### Data section
--- START ---

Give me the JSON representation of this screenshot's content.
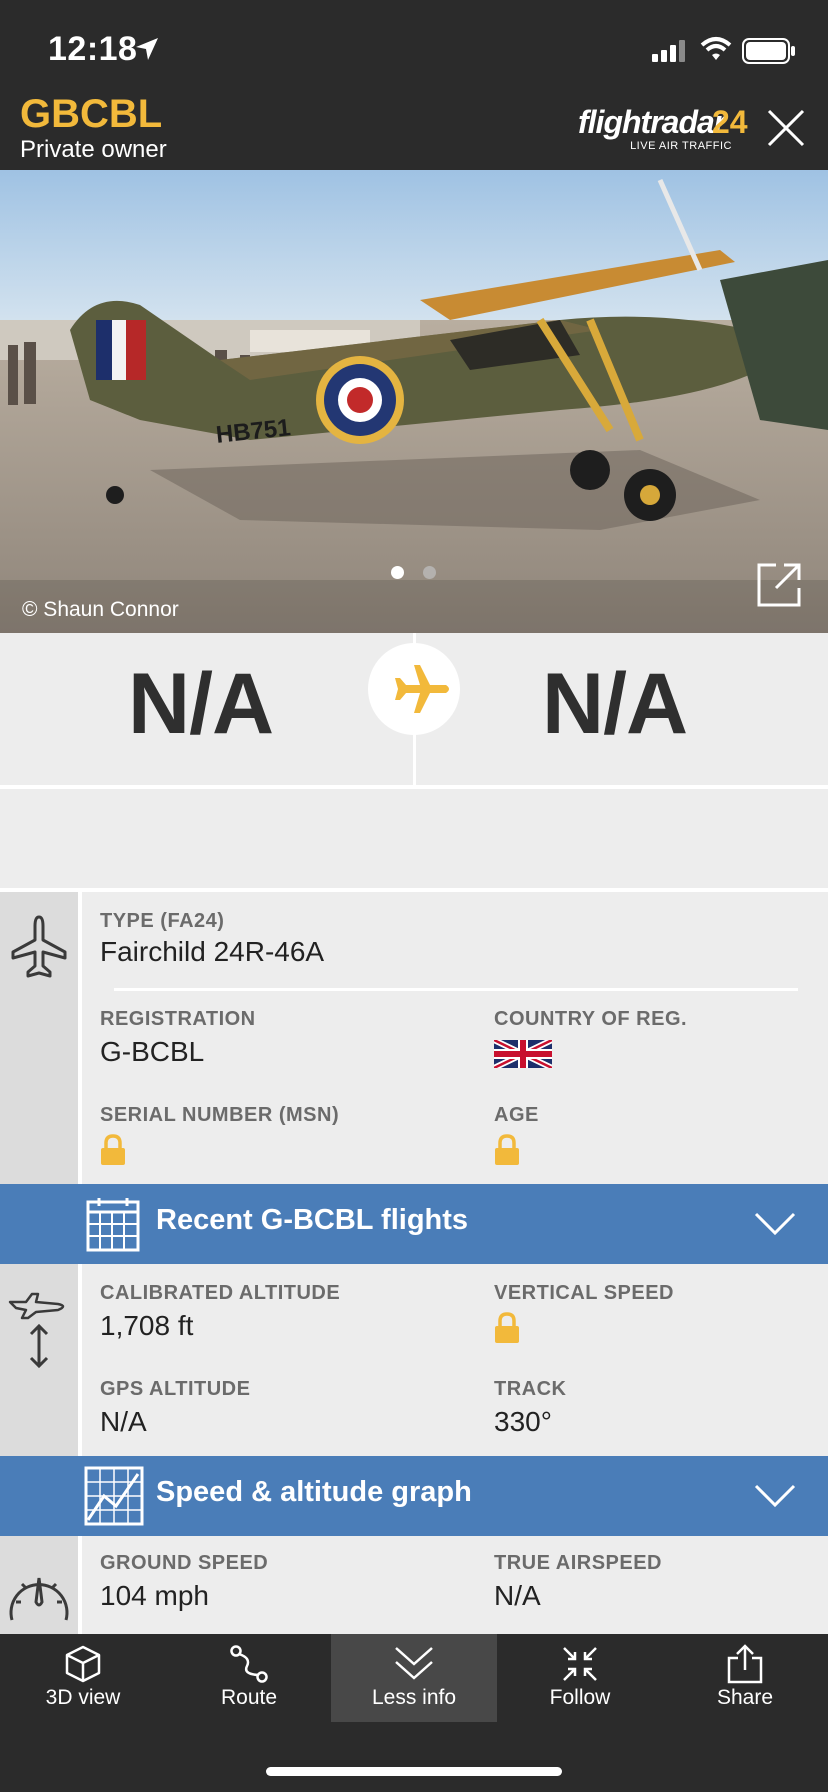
{
  "status_bar": {
    "time": "12:18"
  },
  "header": {
    "registration": "GBCBL",
    "owner": "Private owner",
    "brand_main": "flightradar",
    "brand_num": "24",
    "brand_tagline": "LIVE AIR TRAFFIC"
  },
  "photo": {
    "credit": "© Shaun Connor",
    "tail_marking": "HB751",
    "page_count": 2,
    "current_page": 1
  },
  "route": {
    "from": "N/A",
    "to": "N/A"
  },
  "aircraft": {
    "type_label": "TYPE (FA24)",
    "type_value": "Fairchild 24R-46A",
    "registration_label": "REGISTRATION",
    "registration_value": "G-BCBL",
    "country_label": "COUNTRY OF REG.",
    "serial_label": "SERIAL NUMBER (MSN)",
    "age_label": "AGE"
  },
  "recent_flights_bar": {
    "title": "Recent G-BCBL flights"
  },
  "altitude": {
    "calibrated_label": "CALIBRATED ALTITUDE",
    "calibrated_value": "1,708 ft",
    "vertical_label": "VERTICAL SPEED",
    "gps_label": "GPS ALTITUDE",
    "gps_value": "N/A",
    "track_label": "TRACK",
    "track_value": "330°"
  },
  "graph_bar": {
    "title": "Speed & altitude graph"
  },
  "speed": {
    "ground_label": "GROUND SPEED",
    "ground_value": "104 mph",
    "true_label": "TRUE AIRSPEED",
    "true_value": "N/A"
  },
  "nav": {
    "items": [
      {
        "label": "3D view",
        "icon": "cube-icon"
      },
      {
        "label": "Route",
        "icon": "route-icon"
      },
      {
        "label": "Less info",
        "icon": "chevrons-down-icon"
      },
      {
        "label": "Follow",
        "icon": "follow-icon"
      },
      {
        "label": "Share",
        "icon": "share-icon"
      }
    ],
    "active_index": 2
  },
  "colors": {
    "accent_yellow": "#f2b93b",
    "bar_blue": "#4a7db8",
    "dark_bg": "#2b2b2b"
  }
}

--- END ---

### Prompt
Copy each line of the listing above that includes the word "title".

### Written solution
    "title": "Recent G-BCBL flights"
    "title": "Speed & altitude graph"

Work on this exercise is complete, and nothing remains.